<<<<

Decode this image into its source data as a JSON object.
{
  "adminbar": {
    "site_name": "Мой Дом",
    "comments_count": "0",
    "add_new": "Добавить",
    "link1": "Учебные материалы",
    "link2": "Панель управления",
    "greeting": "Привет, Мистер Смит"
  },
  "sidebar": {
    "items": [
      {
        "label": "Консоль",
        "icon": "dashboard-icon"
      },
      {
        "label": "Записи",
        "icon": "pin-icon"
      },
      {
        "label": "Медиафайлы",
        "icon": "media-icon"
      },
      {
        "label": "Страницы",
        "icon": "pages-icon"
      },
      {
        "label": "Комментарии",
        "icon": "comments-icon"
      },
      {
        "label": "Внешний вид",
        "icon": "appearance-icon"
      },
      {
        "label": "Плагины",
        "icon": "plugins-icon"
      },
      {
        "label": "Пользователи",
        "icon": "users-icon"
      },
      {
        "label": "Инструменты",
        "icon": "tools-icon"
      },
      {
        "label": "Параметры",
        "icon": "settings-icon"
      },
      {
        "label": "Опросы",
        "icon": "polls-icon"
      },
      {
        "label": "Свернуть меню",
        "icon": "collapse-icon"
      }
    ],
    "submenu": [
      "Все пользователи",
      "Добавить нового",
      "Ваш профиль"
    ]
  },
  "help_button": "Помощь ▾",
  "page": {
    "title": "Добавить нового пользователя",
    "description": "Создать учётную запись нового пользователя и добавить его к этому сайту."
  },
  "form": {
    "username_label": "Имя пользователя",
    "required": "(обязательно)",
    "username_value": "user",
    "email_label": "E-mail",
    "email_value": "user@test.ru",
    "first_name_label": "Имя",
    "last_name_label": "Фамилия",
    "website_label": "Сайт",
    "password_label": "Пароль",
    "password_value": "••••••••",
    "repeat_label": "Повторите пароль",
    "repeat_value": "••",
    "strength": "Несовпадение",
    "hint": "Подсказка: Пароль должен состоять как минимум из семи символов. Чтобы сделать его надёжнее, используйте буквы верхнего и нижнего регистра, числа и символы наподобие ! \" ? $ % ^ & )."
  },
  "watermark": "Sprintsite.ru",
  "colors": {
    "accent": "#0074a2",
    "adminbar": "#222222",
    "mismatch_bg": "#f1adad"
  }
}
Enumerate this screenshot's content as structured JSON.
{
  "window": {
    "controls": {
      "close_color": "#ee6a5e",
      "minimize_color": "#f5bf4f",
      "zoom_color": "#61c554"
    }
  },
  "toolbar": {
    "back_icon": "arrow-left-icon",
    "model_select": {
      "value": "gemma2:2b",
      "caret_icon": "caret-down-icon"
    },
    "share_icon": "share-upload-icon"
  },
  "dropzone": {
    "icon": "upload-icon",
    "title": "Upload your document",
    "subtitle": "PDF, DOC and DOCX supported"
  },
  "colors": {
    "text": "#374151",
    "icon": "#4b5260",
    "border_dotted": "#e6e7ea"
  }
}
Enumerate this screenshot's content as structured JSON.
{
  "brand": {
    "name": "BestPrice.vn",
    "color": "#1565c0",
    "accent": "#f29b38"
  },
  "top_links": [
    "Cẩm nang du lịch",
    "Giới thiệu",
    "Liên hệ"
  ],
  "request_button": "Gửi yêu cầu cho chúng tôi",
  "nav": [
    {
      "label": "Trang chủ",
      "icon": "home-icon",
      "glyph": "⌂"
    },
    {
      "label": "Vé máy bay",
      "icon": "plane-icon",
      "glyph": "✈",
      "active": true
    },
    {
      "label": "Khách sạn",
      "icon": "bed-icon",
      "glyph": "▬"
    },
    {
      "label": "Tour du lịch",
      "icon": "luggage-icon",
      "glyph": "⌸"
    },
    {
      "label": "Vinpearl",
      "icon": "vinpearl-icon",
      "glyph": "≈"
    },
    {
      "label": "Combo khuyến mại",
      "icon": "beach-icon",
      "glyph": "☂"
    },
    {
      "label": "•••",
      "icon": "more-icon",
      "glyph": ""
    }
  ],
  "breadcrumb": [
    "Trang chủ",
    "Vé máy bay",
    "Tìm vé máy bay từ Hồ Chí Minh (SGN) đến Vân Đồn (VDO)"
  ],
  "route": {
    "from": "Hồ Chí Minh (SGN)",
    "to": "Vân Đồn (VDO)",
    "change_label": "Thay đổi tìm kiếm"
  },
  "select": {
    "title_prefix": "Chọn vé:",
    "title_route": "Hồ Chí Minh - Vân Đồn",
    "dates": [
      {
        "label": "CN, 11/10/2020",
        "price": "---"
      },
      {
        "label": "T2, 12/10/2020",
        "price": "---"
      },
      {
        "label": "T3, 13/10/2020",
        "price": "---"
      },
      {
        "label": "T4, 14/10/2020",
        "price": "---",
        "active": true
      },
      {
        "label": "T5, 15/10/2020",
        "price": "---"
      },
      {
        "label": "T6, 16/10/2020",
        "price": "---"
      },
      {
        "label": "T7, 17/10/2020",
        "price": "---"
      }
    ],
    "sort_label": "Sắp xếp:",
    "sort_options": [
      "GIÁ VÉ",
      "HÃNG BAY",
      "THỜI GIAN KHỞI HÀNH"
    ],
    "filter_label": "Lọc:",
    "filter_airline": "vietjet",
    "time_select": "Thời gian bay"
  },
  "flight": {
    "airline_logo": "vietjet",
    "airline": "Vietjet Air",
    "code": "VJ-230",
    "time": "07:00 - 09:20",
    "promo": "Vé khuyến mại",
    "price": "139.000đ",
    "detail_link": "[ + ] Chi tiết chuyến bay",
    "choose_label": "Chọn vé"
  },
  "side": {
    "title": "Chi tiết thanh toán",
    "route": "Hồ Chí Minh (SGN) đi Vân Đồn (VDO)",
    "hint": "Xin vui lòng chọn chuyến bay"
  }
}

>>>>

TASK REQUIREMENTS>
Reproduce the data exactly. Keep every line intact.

TASK RESPONSE>
Decode this image into its source data as a JSON object.
{
  "adminbar": {
    "site_name": "Мой Дом",
    "comments_count": "0",
    "add_new": "Добавить",
    "link1": "Учебные материалы",
    "link2": "Панель управления",
    "greeting": "Привет, Мистер Смит"
  },
  "sidebar": {
    "items": [
      {
        "label": "Консоль",
        "icon": "dashboard-icon"
      },
      {
        "label": "Записи",
        "icon": "pin-icon"
      },
      {
        "label": "Медиафайлы",
        "icon": "media-icon"
      },
      {
        "label": "Страницы",
        "icon": "pages-icon"
      },
      {
        "label": "Комментарии",
        "icon": "comments-icon"
      },
      {
        "label": "Внешний вид",
        "icon": "appearance-icon"
      },
      {
        "label": "Плагины",
        "icon": "plugins-icon"
      },
      {
        "label": "Пользователи",
        "icon": "users-icon"
      },
      {
        "label": "Инструменты",
        "icon": "tools-icon"
      },
      {
        "label": "Параметры",
        "icon": "settings-icon"
      },
      {
        "label": "Опросы",
        "icon": "polls-icon"
      },
      {
        "label": "Свернуть меню",
        "icon": "collapse-icon"
      }
    ],
    "submenu": [
      "Все пользователи",
      "Добавить нового",
      "Ваш профиль"
    ]
  },
  "help_button": "Помощь ▾",
  "page": {
    "title": "Добавить нового пользователя",
    "description": "Создать учётную запись нового пользователя и добавить его к этому сайту."
  },
  "form": {
    "username_label": "Имя пользователя",
    "required": "(обязательно)",
    "username_value": "user",
    "email_label": "E-mail",
    "email_value": "user@test.ru",
    "first_name_label": "Имя",
    "last_name_label": "Фамилия",
    "website_label": "Сайт",
    "password_label": "Пароль",
    "password_value": "••••••••",
    "repeat_label": "Повторите пароль",
    "repeat_value": "••",
    "strength": "Несовпадение",
    "hint": "Подсказка: Пароль должен состоять как минимум из семи символов. Чтобы сделать его надёжнее, используйте буквы верхнего и нижнего регистра, числа и символы наподобие ! \" ? $ % ^ & )."
  },
  "watermark": "Sprintsite.ru",
  "colors": {
    "accent": "#0074a2",
    "adminbar": "#222222",
    "mismatch_bg": "#f1adad"
  }
}
Enumerate this screenshot's content as structured JSON.
{
  "window": {
    "controls": {
      "close_color": "#ee6a5e",
      "minimize_color": "#f5bf4f",
      "zoom_color": "#61c554"
    }
  },
  "toolbar": {
    "back_icon": "arrow-left-icon",
    "model_select": {
      "value": "gemma2:2b",
      "caret_icon": "caret-down-icon"
    },
    "share_icon": "share-upload-icon"
  },
  "dropzone": {
    "icon": "upload-icon",
    "title": "Upload your document",
    "subtitle": "PDF, DOC and DOCX supported"
  },
  "colors": {
    "text": "#374151",
    "icon": "#4b5260",
    "border_dotted": "#e6e7ea"
  }
}
Enumerate this screenshot's content as structured JSON.
{
  "brand": {
    "name": "BestPrice.vn",
    "color": "#1565c0",
    "accent": "#f29b38"
  },
  "top_links": [
    "Cẩm nang du lịch",
    "Giới thiệu",
    "Liên hệ"
  ],
  "request_button": "Gửi yêu cầu cho chúng tôi",
  "nav": [
    {
      "label": "Trang chủ",
      "icon": "home-icon",
      "glyph": "⌂"
    },
    {
      "label": "Vé máy bay",
      "icon": "plane-icon",
      "glyph": "✈",
      "active": true
    },
    {
      "label": "Khách sạn",
      "icon": "bed-icon",
      "glyph": "▬"
    },
    {
      "label": "Tour du lịch",
      "icon": "luggage-icon",
      "glyph": "⌸"
    },
    {
      "label": "Vinpearl",
      "icon": "vinpearl-icon",
      "glyph": "≈"
    },
    {
      "label": "Combo khuyến mại",
      "icon": "beach-icon",
      "glyph": "☂"
    },
    {
      "label": "•••",
      "icon": "more-icon",
      "glyph": ""
    }
  ],
  "breadcrumb": [
    "Trang chủ",
    "Vé máy bay",
    "Tìm vé máy bay từ Hồ Chí Minh (SGN) đến Vân Đồn (VDO)"
  ],
  "route": {
    "from": "Hồ Chí Minh (SGN)",
    "to": "Vân Đồn (VDO)",
    "change_label": "Thay đổi tìm kiếm"
  },
  "select": {
    "title_prefix": "Chọn vé:",
    "title_route": "Hồ Chí Minh - Vân Đồn",
    "dates": [
      {
        "label": "CN, 11/10/2020",
        "price": "---"
      },
      {
        "label": "T2, 12/10/2020",
        "price": "---"
      },
      {
        "label": "T3, 13/10/2020",
        "price": "---"
      },
      {
        "label": "T4, 14/10/2020",
        "price": "---",
        "active": true
      },
      {
        "label": "T5, 15/10/2020",
        "price": "---"
      },
      {
        "label": "T6, 16/10/2020",
        "price": "---"
      },
      {
        "label": "T7, 17/10/2020",
        "price": "---"
      }
    ],
    "sort_label": "Sắp xếp:",
    "sort_options": [
      "GIÁ VÉ",
      "HÃNG BAY",
      "THỜI GIAN KHỞI HÀNH"
    ],
    "filter_label": "Lọc:",
    "filter_airline": "vietjet",
    "time_select": "Thời gian bay"
  },
  "flight": {
    "airline_logo": "vietjet",
    "airline": "Vietjet Air",
    "code": "VJ-230",
    "time": "07:00 - 09:20",
    "promo": "Vé khuyến mại",
    "price": "139.000đ",
    "detail_link": "[ + ] Chi tiết chuyến bay",
    "choose_label": "Chọn vé"
  },
  "side": {
    "title": "Chi tiết thanh toán",
    "route": "Hồ Chí Minh (SGN) đi Vân Đồn (VDO)",
    "hint": "Xin vui lòng chọn chuyến bay"
  }
}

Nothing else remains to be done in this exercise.